When the fire started in the canteen on February 9th at Tenwek Hospital in Bomet, Kenya there was little they could do to stop it from engulfing the entire upper floor and roof of the building. This building also contained the hospital kitchen, statistics offices, laundry, sterilization and (of most concern) a small portion of the orthopedic ward. Staff rushed to evacuate patients from the building only to discover they had not been waiting around to be rescued. Patients with limited mobility managed to get out and get moving. Hospital beds and wheel chairs were later located far away from the hospital.
Praise God that no one was injured or killed by this fire. Fearing that it would spread from one building to another in the congested campus, they began to dismantle the timber roof of the nearest building and made desperate efforts to beat back the flames with small water hoses and any fire extinguishers they could get their hands on. As disastrous as it was for this building to be destroyed, the results could have been much more traumatic if other adjacent clinical patient buildings had been affected. The results were about as good as they could have been for an event like this and it was clear that God’s hand of protection was present.
The fire left everyone at Tenwek Hospital well aware of how much worse this could have been and thanking God for sparing so many lives. The question that came to everyone’s mind is how they could prevent such a disaster from ever happening again. The potential for over reaction could be great, but in everyone’s mind, something must be done.

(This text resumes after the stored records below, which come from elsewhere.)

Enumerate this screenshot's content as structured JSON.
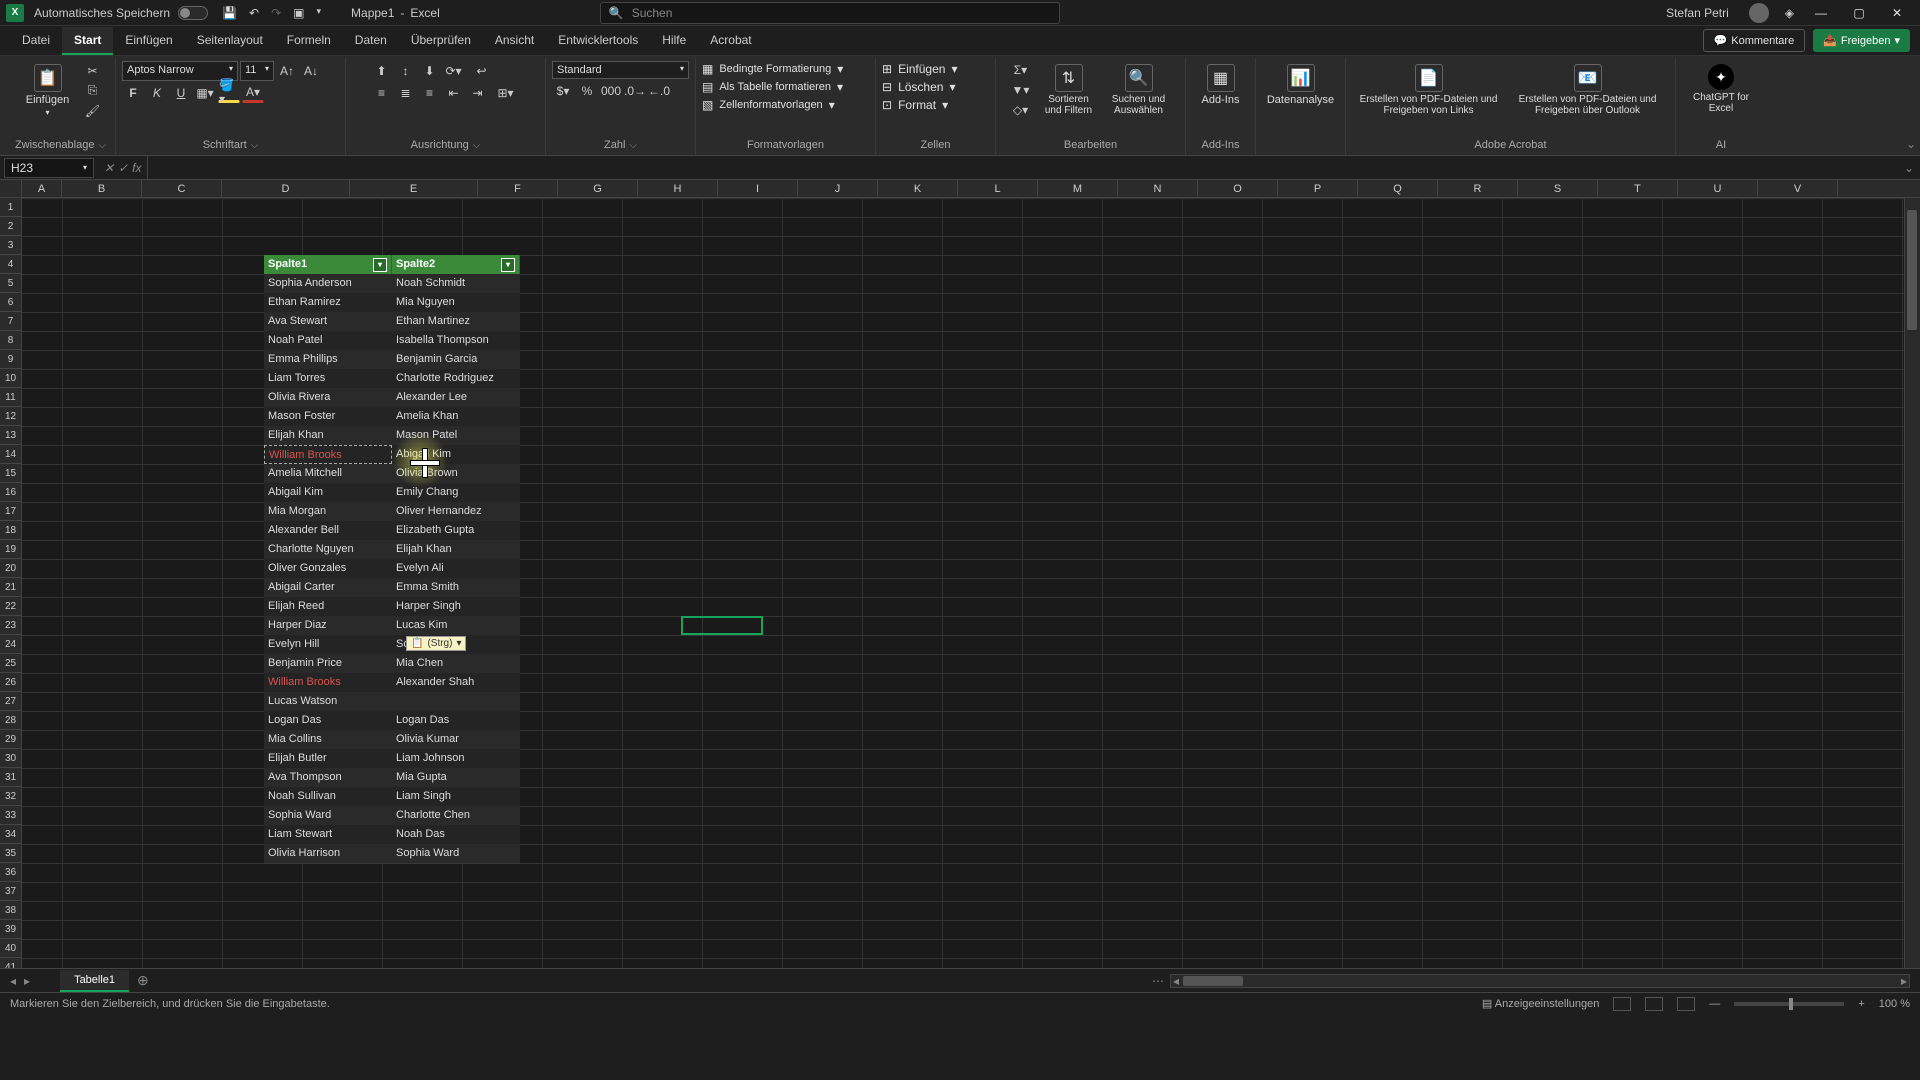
{
  "title_bar": {
    "autosave_label": "Automatisches Speichern",
    "doc_name": "Mappe1",
    "app_name": "Excel",
    "search_placeholder": "Suchen",
    "user_name": "Stefan Petri"
  },
  "menu_tabs": [
    "Datei",
    "Start",
    "Einfügen",
    "Seitenlayout",
    "Formeln",
    "Daten",
    "Überprüfen",
    "Ansicht",
    "Entwicklertools",
    "Hilfe",
    "Acrobat"
  ],
  "active_tab_index": 1,
  "menu_right": {
    "comments": "Kommentare",
    "share": "Freigeben"
  },
  "ribbon": {
    "clipboard": {
      "paste": "Einfügen",
      "label": "Zwischenablage"
    },
    "font": {
      "name": "Aptos Narrow",
      "size": "11",
      "label": "Schriftart"
    },
    "alignment": {
      "label": "Ausrichtung"
    },
    "number": {
      "format": "Standard",
      "label": "Zahl"
    },
    "styles": {
      "conditional": "Bedingte Formatierung",
      "table_fmt": "Als Tabelle formatieren",
      "cell_fmt": "Zellenformatvorlagen",
      "label": "Formatvorlagen"
    },
    "cells": {
      "insert": "Einfügen",
      "delete": "Löschen",
      "format": "Format",
      "label": "Zellen"
    },
    "editing": {
      "sort": "Sortieren und Filtern",
      "find": "Suchen und Auswählen",
      "label": "Bearbeiten"
    },
    "addins": {
      "addins": "Add-Ins",
      "label": "Add-Ins"
    },
    "data_analysis": "Datenanalyse",
    "acrobat": {
      "pdf_links": "Erstellen von PDF-Dateien und Freigeben von Links",
      "pdf_outlook": "Erstellen von PDF-Dateien und Freigeben über Outlook",
      "label": "Adobe Acrobat"
    },
    "ai": {
      "chatgpt": "ChatGPT for Excel",
      "label": "AI"
    }
  },
  "name_box": "H23",
  "columns": [
    "A",
    "B",
    "C",
    "D",
    "E",
    "F",
    "G",
    "H",
    "I",
    "J",
    "K",
    "L",
    "M",
    "N",
    "O",
    "P",
    "Q",
    "R",
    "S",
    "T",
    "U",
    "V"
  ],
  "row_count": 41,
  "table": {
    "headers": [
      "Spalte1",
      "Spalte2"
    ],
    "rows": [
      [
        "Sophia Anderson",
        "Noah Schmidt"
      ],
      [
        "Ethan Ramirez",
        "Mia Nguyen"
      ],
      [
        "Ava Stewart",
        "Ethan Martinez"
      ],
      [
        "Noah Patel",
        "Isabella Thompson"
      ],
      [
        "Emma Phillips",
        "Benjamin Garcia"
      ],
      [
        "Liam Torres",
        "Charlotte Rodriguez"
      ],
      [
        "Olivia Rivera",
        "Alexander Lee"
      ],
      [
        "Mason Foster",
        "Amelia Khan"
      ],
      [
        "Elijah Khan",
        "Mason Patel"
      ],
      [
        "William Brooks",
        "Abigail Kim"
      ],
      [
        "Amelia Mitchell",
        "Olivia Brown"
      ],
      [
        "Abigail Kim",
        "Emily Chang"
      ],
      [
        "Mia Morgan",
        "Oliver Hernandez"
      ],
      [
        "Alexander Bell",
        "Elizabeth Gupta"
      ],
      [
        "Charlotte Nguyen",
        "Elijah Khan"
      ],
      [
        "Oliver Gonzales",
        "Evelyn Ali"
      ],
      [
        "Abigail Carter",
        "Emma Smith"
      ],
      [
        "Elijah Reed",
        "Harper Singh"
      ],
      [
        "Harper Diaz",
        "Lucas Kim"
      ],
      [
        "Evelyn Hill",
        "Sophia Patel"
      ],
      [
        "Benjamin Price",
        "Mia Chen"
      ],
      [
        "William Brooks",
        "Alexander Shah"
      ],
      [
        "Lucas Watson",
        ""
      ],
      [
        "Logan Das",
        "Logan Das"
      ],
      [
        "Mia Collins",
        "Olivia Kumar"
      ],
      [
        "Elijah Butler",
        "Liam Johnson"
      ],
      [
        "Ava Thompson",
        "Mia Gupta"
      ],
      [
        "Noah Sullivan",
        "Liam Singh"
      ],
      [
        "Sophia Ward",
        "Charlotte Chen"
      ],
      [
        "Liam Stewart",
        "Noah Das"
      ],
      [
        "Olivia Harrison",
        "Sophia Ward"
      ]
    ],
    "highlighted_red_rows_col0": [
      9,
      21
    ],
    "marching_ants_row": 9
  },
  "paste_indicator": "(Strg)",
  "sheet_tab": "Tabelle1",
  "status_text": "Markieren Sie den Zielbereich, und drücken Sie die Eingabetaste.",
  "status_right": {
    "display_settings": "Anzeigeeinstellungen",
    "zoom": "100 %"
  },
  "selected_cell": {
    "col": "H",
    "row": 23
  }
}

EMI has been a long time partner with Tenwek Hospital, helping them design several buildings and master plan the hospital campus. Shortly after the fire, Tenwek asked EMI to come help them plan for rehabilitation, consider impacts to the campus master plan and evaluate fire resiliency and preparedness. With plans already in place to come to Tenwek in the next few months to begin preparations for their new cardiothoracic center and water/wastewater system rehabilitation, we decided to move up our trip and help them make lemonade out of these lemons. So, myself and another EMI staff member left a few days later to assist them in whatever way possible.

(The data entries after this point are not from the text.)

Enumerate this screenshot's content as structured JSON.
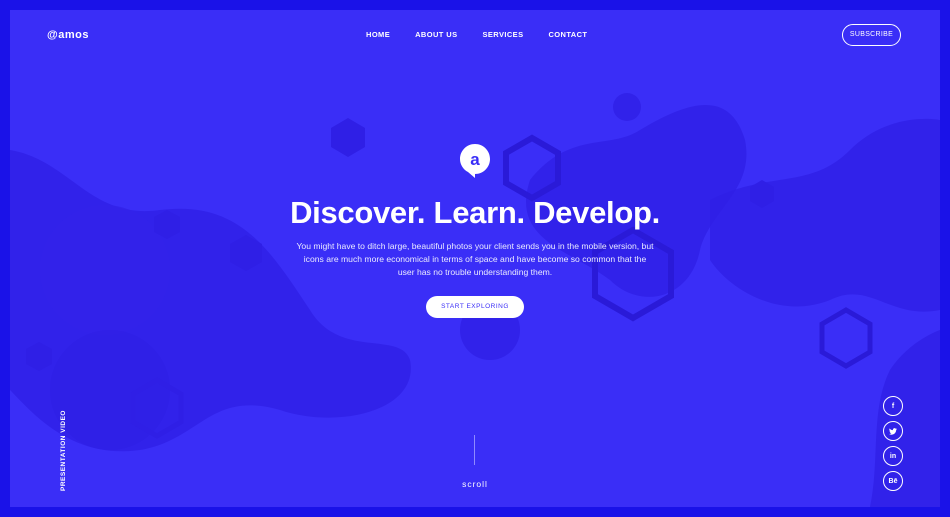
{
  "brand": {
    "logo_text": "amos",
    "logo_mark": "@"
  },
  "nav": {
    "items": [
      {
        "label": "HOME",
        "active": true
      },
      {
        "label": "ABOUT US",
        "active": false
      },
      {
        "label": "SERVICES",
        "active": false
      },
      {
        "label": "CONTACT",
        "active": false
      }
    ],
    "subscribe_label": "SUBSCRIBE"
  },
  "hero": {
    "icon": "a-letter-chat-icon",
    "title": "Discover. Learn. Develop.",
    "text": "You might have to ditch large, beautiful photos your client sends you in the mobile version, but icons are much more economical in terms of space and have become so common that the user has no trouble understanding them.",
    "cta_label": "START EXPLORING"
  },
  "side": {
    "presentation_label": "PRESENTATION VIDEO",
    "scroll_label": "scroll"
  },
  "social": [
    {
      "icon": "facebook-icon",
      "glyph": "f"
    },
    {
      "icon": "twitter-icon",
      "glyph": "t"
    },
    {
      "icon": "linkedin-icon",
      "glyph": "in"
    },
    {
      "icon": "behance-icon",
      "glyph": "Bē"
    }
  ],
  "colors": {
    "accent": "#3a2ef7",
    "frame": "#1a12e8",
    "blob": "#2f1fe6",
    "highlight": "#3f8cff"
  }
}
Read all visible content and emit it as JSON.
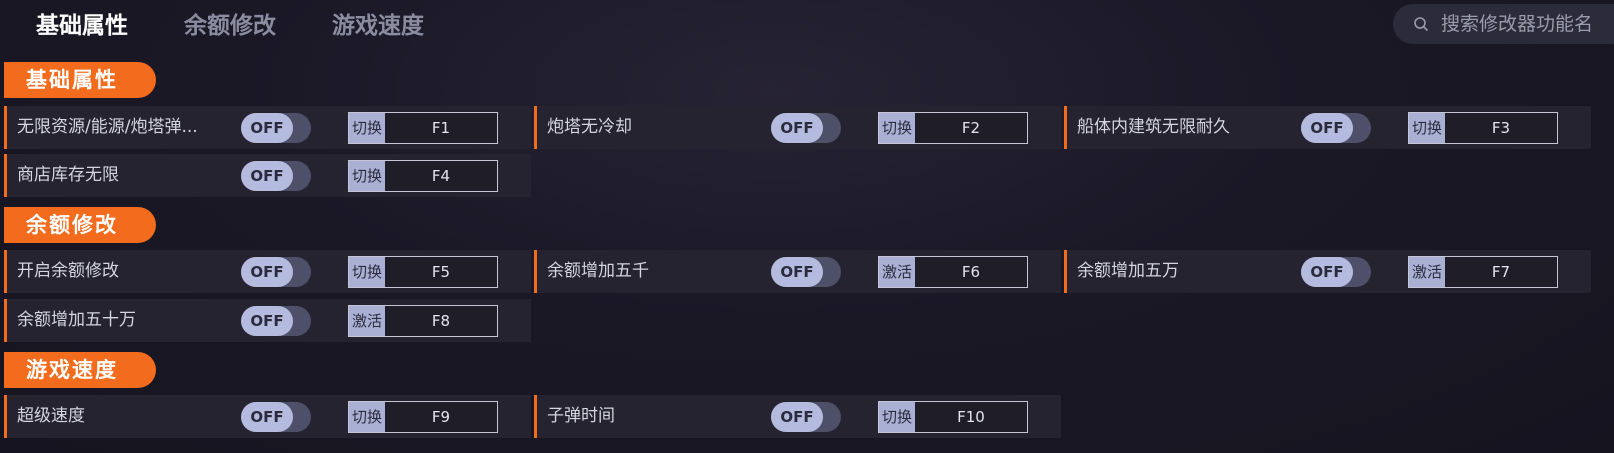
{
  "tabs": [
    {
      "label": "基础属性",
      "active": true
    },
    {
      "label": "余额修改",
      "active": false
    },
    {
      "label": "游戏速度",
      "active": false
    }
  ],
  "search": {
    "placeholder": "搜索修改器功能名"
  },
  "colors": {
    "accent": "#f36b1c",
    "row_bg": "#24232f",
    "toggle_knob": "#b5bbde"
  },
  "sections": [
    {
      "title": "基础属性",
      "items": [
        {
          "name": "无限资源/能源/炮塔弹...",
          "state": "OFF",
          "action": "切换",
          "key": "F1"
        },
        {
          "name": "炮塔无冷却",
          "state": "OFF",
          "action": "切换",
          "key": "F2"
        },
        {
          "name": "船体内建筑无限耐久",
          "state": "OFF",
          "action": "切换",
          "key": "F3"
        },
        {
          "name": "商店库存无限",
          "state": "OFF",
          "action": "切换",
          "key": "F4"
        }
      ]
    },
    {
      "title": "余额修改",
      "items": [
        {
          "name": "开启余额修改",
          "state": "OFF",
          "action": "切换",
          "key": "F5"
        },
        {
          "name": "余额增加五千",
          "state": "OFF",
          "action": "激活",
          "key": "F6"
        },
        {
          "name": "余额增加五万",
          "state": "OFF",
          "action": "激活",
          "key": "F7"
        },
        {
          "name": "余额增加五十万",
          "state": "OFF",
          "action": "激活",
          "key": "F8"
        }
      ]
    },
    {
      "title": "游戏速度",
      "items": [
        {
          "name": "超级速度",
          "state": "OFF",
          "action": "切换",
          "key": "F9"
        },
        {
          "name": "子弹时间",
          "state": "OFF",
          "action": "切换",
          "key": "F10"
        }
      ]
    }
  ]
}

Recovery from something like this is not fast, but the good news is that Tenwek hospital will recover and will be better off in the future. During our visit to Tenwek, we noticed that a couple simple construction techniques, like firewalls and replacing combustible materials, could be retrofitted into existing buildings to prevent fires from spreading and causing such a tremendous impact. They could also provide protection in high fire risk areas, such as kitchens that would stop fires from getting out of control.

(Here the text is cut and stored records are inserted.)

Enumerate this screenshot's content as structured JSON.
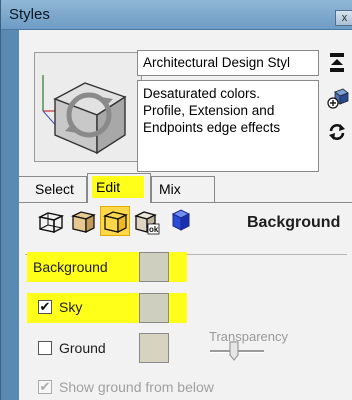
{
  "window": {
    "title": "Styles",
    "close_label": "x"
  },
  "style": {
    "name": "Architectural Design Styl",
    "description_lines": [
      "Desaturated colors.",
      "Profile, Extension and",
      "Endpoints edge effects"
    ]
  },
  "tabs": [
    {
      "label": "Select"
    },
    {
      "label": "Edit"
    },
    {
      "label": "Mix"
    }
  ],
  "edit_panel": {
    "section_title": "Background",
    "background_label": "Background",
    "sky_label": "Sky",
    "sky_checked": true,
    "ground_label": "Ground",
    "ground_checked": false,
    "transparency_label": "Transparency",
    "show_ground_label": "Show ground from below",
    "show_ground_checked": true,
    "colors": {
      "background": "#cfcfbf",
      "sky": "#cfcfbf",
      "ground": "#d6d3c1",
      "highlight": "#ffff1a"
    }
  },
  "icons": {
    "update_style": "update-icon",
    "create_style": "create-style-icon",
    "refresh": "refresh-icon",
    "edge_settings": "edge-settings-icon",
    "face_settings": "face-settings-icon",
    "background_settings": "background-settings-icon",
    "watermark_settings": "watermark-settings-icon",
    "modeling_settings": "modeling-settings-icon"
  }
}
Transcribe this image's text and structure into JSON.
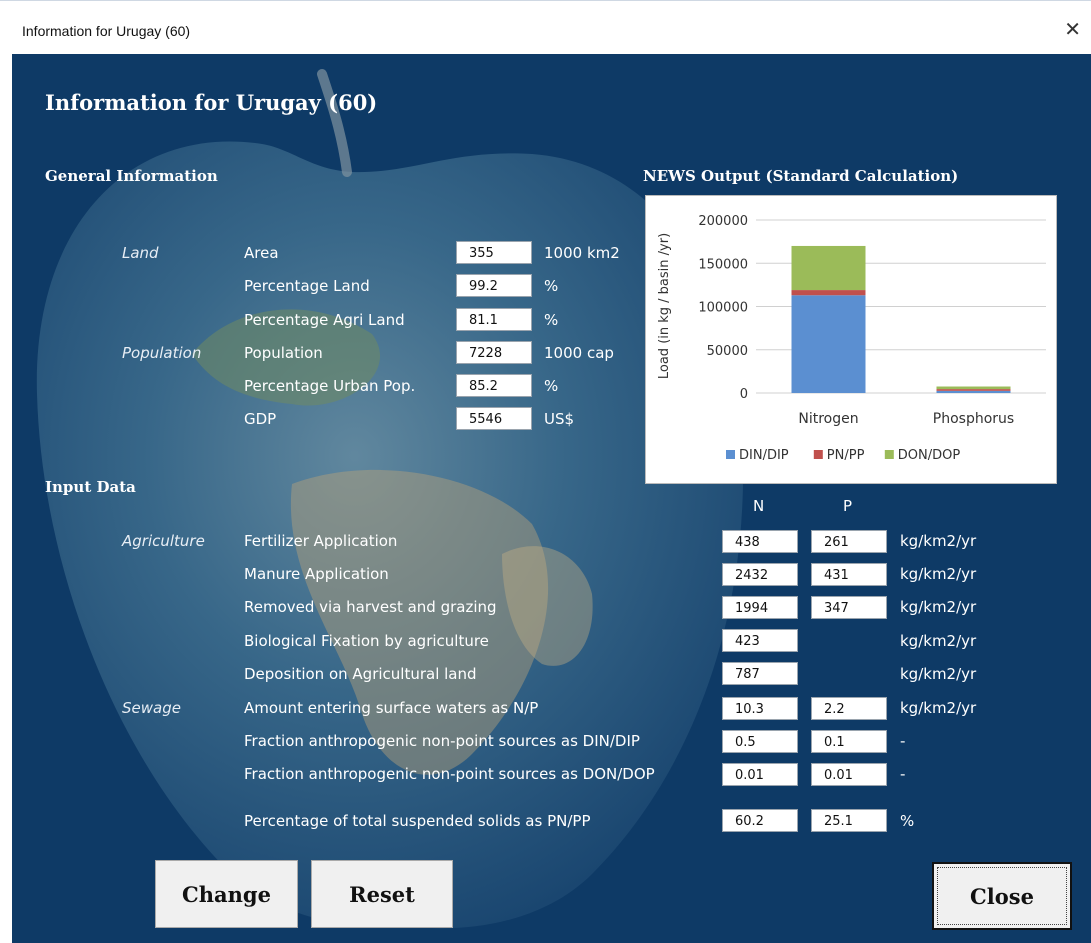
{
  "window": {
    "title": "Information for Urugay (60)",
    "close_glyph": "✕"
  },
  "heading": "Information for Urugay (60)",
  "general": {
    "title": "General Information",
    "categories": {
      "land": "Land",
      "population": "Population"
    },
    "rows": [
      {
        "label": "Area",
        "value": "355",
        "unit": "1000 km2"
      },
      {
        "label": "Percentage Land",
        "value": "99.2",
        "unit": "%"
      },
      {
        "label": "Percentage Agri Land",
        "value": "81.1",
        "unit": "%"
      },
      {
        "label": "Population",
        "value": "7228",
        "unit": "1000 cap"
      },
      {
        "label": "Percentage Urban Pop.",
        "value": "85.2",
        "unit": "%"
      },
      {
        "label": "GDP",
        "value": "5546",
        "unit": "US$"
      }
    ]
  },
  "news": {
    "title": "NEWS Output (Standard Calculation)"
  },
  "chart_data": {
    "type": "bar",
    "stacked": true,
    "categories": [
      "Nitrogen",
      "Phosphorus"
    ],
    "series": [
      {
        "name": "DIN/DIP",
        "values": [
          113000,
          2500
        ],
        "color": "#5b8fd1"
      },
      {
        "name": "PN/PP",
        "values": [
          6000,
          2000
        ],
        "color": "#c0504d"
      },
      {
        "name": "DON/DOP",
        "values": [
          51000,
          3000
        ],
        "color": "#9bbb59"
      }
    ],
    "ylabel": "Load (in kg / basin /yr)",
    "yticks": [
      "0",
      "50000",
      "100000",
      "150000",
      "200000"
    ],
    "ylim": [
      0,
      200000
    ],
    "grid": true,
    "legend": "bottom"
  },
  "input": {
    "title": "Input Data",
    "col_n": "N",
    "col_p": "P",
    "categories": {
      "agriculture": "Agriculture",
      "sewage": "Sewage"
    },
    "rows": [
      {
        "label": "Fertilizer Application",
        "n": "438",
        "p": "261",
        "unit": "kg/km2/yr"
      },
      {
        "label": "Manure Application",
        "n": "2432",
        "p": "431",
        "unit": "kg/km2/yr"
      },
      {
        "label": "Removed via harvest and grazing",
        "n": "1994",
        "p": "347",
        "unit": "kg/km2/yr"
      },
      {
        "label": "Biological Fixation by agriculture",
        "n": "423",
        "unit": "kg/km2/yr"
      },
      {
        "label": "Deposition on Agricultural land",
        "n": "787",
        "unit": "kg/km2/yr"
      },
      {
        "label": "Amount entering surface waters as N/P",
        "n": "10.3",
        "p": "2.2",
        "unit": "kg/km2/yr"
      },
      {
        "label": "Fraction anthropogenic non-point sources as DIN/DIP",
        "n": "0.5",
        "p": "0.1",
        "unit": "-"
      },
      {
        "label": "Fraction anthropogenic non-point sources as DON/DOP",
        "n": "0.01",
        "p": "0.01",
        "unit": "-"
      },
      {
        "label": "Percentage of total suspended solids as PN/PP",
        "n": "60.2",
        "p": "25.1",
        "unit": "%"
      }
    ]
  },
  "buttons": {
    "change": "Change",
    "reset": "Reset",
    "close": "Close"
  }
}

In developing world design, many times it is hard to find a balance between what is necessary and what is ideal. In the US, we design to codes that help make buildings safe and functional. To expect this level of design and construction in most developing world contexts is not practical and often too costly. Instead, we normally have to make compromises in design standards that we would consider to be ideal in order to be appropriate for the context. At EMI, we explain this in terms of a development ladder. Our goal is not to take them from step 2 to step 10, but to incrementally increase safety and functionality in our designs. Step 3, step 4…etc. We look to find the practical things that they can do to improve using local labor, materials, and equipment and without dramatic increases in cost. This is engineering at its core. It is challenging, it is outside the normal confines, and it can also be very frustrating.
As we evaluated fire resiliency and preparedness at Tenwek Hospital, it became clear that we (EMI) have not always done a great job prioritizing and stressing the potential hazards of fires in our designs. Fire hazards at facilities like hospitals are especially high considering the concentration of people, many with restricted mobility. This was a wake up call for Tenwek, but it was also a wake up call for EMI. The building that burned at Tenwek Hospital was not an EMI designed building, but in all our years working at Tenwek and other mission hospitals, we have not often recommended major changes to existing structures just for fire resiliency. Granted, prioritization for such things would likely not be very high where budgets are tight, but we shouldn’t let that stop us from making such recommendations.
Now that news of this disaster at Tenwek Hospital has spread throughout mission hospitals in Kenya and sub Saharan Africa, awareness of fire hazards is likely increasing. EMI also recognizes this as an opportunity to share information with our many hospital clients so that they can be better prepared and more resilient for a similar disaster.